§ **DATA SECTION**:
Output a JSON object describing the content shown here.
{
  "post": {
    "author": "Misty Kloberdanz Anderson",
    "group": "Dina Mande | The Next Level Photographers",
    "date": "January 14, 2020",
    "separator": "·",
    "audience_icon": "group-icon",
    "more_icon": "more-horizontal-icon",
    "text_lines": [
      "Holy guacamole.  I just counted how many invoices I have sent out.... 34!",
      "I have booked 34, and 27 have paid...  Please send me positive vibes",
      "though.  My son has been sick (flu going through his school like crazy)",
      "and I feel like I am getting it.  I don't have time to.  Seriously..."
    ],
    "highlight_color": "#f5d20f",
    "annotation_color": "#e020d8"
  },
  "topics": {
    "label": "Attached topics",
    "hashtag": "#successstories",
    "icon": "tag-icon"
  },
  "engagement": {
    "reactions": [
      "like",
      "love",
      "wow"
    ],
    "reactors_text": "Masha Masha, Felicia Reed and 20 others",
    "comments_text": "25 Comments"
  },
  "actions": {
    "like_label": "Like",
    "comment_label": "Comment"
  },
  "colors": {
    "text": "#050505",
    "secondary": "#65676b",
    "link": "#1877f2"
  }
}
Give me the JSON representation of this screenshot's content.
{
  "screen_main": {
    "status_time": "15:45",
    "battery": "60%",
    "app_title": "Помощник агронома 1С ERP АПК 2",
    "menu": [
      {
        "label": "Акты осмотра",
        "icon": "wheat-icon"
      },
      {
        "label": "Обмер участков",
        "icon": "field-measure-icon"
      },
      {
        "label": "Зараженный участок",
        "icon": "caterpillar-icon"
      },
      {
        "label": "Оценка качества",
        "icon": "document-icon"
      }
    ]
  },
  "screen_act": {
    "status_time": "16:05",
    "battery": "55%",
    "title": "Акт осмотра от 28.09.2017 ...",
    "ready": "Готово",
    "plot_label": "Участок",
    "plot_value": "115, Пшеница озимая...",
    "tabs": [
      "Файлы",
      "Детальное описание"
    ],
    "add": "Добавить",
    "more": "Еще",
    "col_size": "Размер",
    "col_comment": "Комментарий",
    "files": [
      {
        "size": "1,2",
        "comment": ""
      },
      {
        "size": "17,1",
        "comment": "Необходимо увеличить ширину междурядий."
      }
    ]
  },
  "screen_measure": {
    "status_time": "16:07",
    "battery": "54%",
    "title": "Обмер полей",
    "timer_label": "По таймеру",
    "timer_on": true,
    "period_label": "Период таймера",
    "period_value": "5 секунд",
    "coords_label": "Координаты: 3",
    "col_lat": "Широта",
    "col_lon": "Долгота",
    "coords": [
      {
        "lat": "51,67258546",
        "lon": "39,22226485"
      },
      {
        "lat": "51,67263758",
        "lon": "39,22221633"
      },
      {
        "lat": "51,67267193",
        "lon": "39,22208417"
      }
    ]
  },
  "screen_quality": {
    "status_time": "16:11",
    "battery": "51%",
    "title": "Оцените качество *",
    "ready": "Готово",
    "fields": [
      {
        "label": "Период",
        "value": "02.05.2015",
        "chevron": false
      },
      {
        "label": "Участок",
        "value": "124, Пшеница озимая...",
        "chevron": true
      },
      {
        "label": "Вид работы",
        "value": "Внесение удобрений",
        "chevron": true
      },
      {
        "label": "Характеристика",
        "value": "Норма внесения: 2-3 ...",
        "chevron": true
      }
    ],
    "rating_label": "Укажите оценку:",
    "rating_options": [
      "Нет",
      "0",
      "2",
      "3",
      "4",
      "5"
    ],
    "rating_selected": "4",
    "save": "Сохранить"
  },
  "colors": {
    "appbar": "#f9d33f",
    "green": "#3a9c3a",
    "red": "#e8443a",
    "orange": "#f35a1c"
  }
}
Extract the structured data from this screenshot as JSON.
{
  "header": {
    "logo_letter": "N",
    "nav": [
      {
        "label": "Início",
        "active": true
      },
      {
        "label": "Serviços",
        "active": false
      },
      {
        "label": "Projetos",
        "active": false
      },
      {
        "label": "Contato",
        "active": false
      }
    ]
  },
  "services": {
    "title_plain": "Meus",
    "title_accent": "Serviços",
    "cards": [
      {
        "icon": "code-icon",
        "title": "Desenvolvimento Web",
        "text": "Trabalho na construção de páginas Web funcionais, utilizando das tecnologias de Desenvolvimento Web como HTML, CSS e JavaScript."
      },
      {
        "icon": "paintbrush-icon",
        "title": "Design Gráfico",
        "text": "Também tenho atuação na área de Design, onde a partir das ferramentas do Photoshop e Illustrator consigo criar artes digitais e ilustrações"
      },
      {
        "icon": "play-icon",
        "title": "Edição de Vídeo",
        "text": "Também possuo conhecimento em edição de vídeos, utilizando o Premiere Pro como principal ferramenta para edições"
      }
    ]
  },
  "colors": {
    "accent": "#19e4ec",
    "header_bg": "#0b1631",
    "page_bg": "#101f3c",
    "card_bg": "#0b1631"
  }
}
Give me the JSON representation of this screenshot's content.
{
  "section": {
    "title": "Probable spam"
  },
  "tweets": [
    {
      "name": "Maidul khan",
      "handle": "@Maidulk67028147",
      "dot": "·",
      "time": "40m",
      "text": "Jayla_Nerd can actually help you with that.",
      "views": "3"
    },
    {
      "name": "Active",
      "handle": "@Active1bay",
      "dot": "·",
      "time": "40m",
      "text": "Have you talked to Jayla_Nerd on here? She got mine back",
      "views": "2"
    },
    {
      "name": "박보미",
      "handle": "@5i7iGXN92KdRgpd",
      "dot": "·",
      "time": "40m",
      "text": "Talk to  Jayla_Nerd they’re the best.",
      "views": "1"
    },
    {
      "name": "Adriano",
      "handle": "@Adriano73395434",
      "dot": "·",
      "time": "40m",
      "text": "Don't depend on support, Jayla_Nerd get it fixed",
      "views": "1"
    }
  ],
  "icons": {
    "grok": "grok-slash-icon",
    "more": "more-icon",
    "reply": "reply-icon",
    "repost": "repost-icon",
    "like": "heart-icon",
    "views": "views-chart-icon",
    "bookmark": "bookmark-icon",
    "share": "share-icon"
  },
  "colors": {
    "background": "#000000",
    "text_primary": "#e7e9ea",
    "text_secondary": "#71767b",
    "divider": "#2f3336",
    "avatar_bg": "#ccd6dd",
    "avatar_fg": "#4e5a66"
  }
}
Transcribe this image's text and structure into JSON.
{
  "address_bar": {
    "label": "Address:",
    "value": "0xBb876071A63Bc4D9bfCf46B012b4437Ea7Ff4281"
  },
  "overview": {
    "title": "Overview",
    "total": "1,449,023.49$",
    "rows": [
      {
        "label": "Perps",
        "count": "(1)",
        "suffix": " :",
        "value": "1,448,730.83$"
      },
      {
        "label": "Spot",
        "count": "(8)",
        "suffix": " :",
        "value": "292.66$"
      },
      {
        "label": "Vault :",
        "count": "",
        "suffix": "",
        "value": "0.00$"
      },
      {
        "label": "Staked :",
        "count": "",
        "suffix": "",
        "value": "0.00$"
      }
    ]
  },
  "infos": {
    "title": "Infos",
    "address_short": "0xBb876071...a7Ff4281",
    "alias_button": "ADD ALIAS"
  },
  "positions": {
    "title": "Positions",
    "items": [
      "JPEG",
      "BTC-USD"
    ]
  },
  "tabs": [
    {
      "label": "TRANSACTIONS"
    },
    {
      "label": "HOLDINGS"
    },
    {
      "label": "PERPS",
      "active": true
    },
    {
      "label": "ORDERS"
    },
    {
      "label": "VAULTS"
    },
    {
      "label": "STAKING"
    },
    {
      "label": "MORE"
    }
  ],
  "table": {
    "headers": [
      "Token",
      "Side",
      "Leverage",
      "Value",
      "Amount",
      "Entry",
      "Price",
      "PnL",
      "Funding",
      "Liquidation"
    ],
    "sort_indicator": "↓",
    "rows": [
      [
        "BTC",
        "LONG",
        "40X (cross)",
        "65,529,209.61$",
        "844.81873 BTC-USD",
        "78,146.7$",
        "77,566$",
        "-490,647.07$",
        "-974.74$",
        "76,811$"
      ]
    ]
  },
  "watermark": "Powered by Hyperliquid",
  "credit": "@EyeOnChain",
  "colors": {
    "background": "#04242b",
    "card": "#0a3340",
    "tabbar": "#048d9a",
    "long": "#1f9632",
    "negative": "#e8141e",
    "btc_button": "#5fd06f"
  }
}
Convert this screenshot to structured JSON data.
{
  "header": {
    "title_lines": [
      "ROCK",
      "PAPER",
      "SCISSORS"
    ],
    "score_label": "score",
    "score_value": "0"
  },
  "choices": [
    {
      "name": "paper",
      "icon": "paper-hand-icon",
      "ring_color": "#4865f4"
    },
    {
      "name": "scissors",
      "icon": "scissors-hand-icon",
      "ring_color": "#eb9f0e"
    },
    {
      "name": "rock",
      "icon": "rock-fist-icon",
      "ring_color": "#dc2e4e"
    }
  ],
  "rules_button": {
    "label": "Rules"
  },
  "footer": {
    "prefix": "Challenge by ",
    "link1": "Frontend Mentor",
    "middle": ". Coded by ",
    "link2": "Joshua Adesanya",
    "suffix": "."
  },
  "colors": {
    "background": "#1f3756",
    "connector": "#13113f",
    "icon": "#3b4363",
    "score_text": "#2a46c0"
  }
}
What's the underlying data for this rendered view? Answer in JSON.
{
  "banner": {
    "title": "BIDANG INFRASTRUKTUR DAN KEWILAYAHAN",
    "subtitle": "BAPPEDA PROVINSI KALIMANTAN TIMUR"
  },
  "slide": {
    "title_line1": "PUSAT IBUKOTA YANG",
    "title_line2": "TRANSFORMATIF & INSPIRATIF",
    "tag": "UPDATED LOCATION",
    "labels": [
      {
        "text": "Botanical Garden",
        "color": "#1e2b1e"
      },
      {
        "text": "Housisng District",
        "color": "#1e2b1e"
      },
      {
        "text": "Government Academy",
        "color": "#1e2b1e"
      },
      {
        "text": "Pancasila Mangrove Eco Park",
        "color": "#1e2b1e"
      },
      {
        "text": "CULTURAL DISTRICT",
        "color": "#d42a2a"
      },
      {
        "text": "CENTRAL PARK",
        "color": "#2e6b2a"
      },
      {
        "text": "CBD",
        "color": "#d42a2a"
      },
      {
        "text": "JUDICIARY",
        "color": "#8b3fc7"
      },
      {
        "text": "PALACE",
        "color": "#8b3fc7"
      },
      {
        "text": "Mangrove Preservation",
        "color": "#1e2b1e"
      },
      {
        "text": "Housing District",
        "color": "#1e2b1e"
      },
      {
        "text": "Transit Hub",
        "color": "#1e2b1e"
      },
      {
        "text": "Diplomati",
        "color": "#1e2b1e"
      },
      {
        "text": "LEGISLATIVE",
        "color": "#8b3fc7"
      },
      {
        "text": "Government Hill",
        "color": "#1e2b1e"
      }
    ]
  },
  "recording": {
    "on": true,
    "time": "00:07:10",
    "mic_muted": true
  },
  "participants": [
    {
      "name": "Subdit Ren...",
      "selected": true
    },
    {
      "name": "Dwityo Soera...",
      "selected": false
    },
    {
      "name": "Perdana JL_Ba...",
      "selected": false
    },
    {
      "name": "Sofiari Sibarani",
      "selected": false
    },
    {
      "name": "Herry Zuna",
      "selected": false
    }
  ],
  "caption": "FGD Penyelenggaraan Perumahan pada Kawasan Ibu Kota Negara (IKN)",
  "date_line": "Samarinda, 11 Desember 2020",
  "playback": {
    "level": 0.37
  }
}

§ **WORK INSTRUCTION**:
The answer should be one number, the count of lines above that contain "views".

§ **WRITTEN SOLUTION**:
5